Florida South Western Collegiate High School (Fort Myers, FL): High school students created an after-school program for flying drones as a way to learn about technology, fundraising and developing cooperative relationships. The program started small and grew into a school-wide, twice-weekly program known as the “Drone Academy,” including guest speakers, community education and outreach, entrepreneurship, and partnerships with local and international drone companies.
The Think It Up Awards follow the success of EIF’s inaugural Think It Up telecast that aired in September 2015, and two Think It Up Live events held in Denver in December 2015 and Austin in March 2016.
Through Think It Up, students (in public schools, grades 7 – 12) and teachers collaborate on high-quality learning projects and submit them for crowdfunding. Think It Up covers half of each proposal’s total cost, with the rest raised through public donations. Support for the program comes from Ashoka’s Start Empathy initiative, ExxonMobil and the Bill & Melinda Gates Foundation, and XQ: The Super School Project.
About The Entertainment Industry Foundation
The Entertainment Industry Foundation (EIF), established in 1942, harnesses the collective power of the entire industry to generate awareness and funds for critical health, educational and social issues. Stand Up To Cancer (SU2C), EIF’s largest initiative, helps accelerate the pace of research to get new therapies to patients quickly. Since its founding seven years ago, SU2C has launched 16 collaborative “Dream Teams” comprising over 940 scientists from 123 leading institutions around the world. That research, including 151 planned, initiated or completed clinical trials, has led to Food and Drug Administration approval of two new treatments. In just 15 months, Hunger Is, EIF’s collaboration with The Safeway Foundation, has significantly raised awareness of childhood hunger in the United States and over $10 Million to support breakfast, afterschool and out-of-school meal programs.
About Think It Up
Think It Up is an initiative to empower students, celebrate teachers and spark a renewed sense of optimism about what is happening and can happen in America's classrooms. It is made possible through the generous support of corporations, foundations and philanthropists. Major supporters include The Bill & Melinda Gates Foundation, ExxonMobil and Ashoka's Start Empathy Initiative, as well as founding collaborator, XQ: The Super School Project. Think It Up is a program of the Entertainment Industry Foundation (EIF), a 501(c)(3) charitable organization.

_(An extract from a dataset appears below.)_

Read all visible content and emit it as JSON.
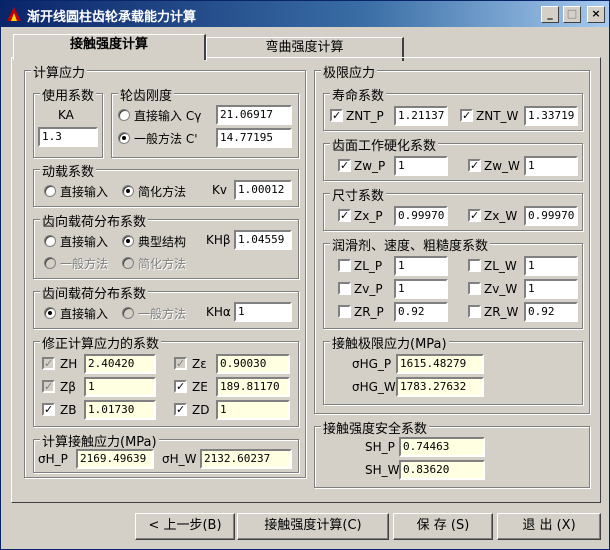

Founded in 2000, DonorsChoose.org makes it easy for anyone to help a classroom in need. At this nonprofit website, teachers at half of all the public schools in America have created project requests and more than a million people have donated $330 million to projects that inspire them. All told, over 14 million students—most from low-income communities, and many in disaster-stricken areas—have received books, art supplies, field trips, technology and other resources that they need to learn.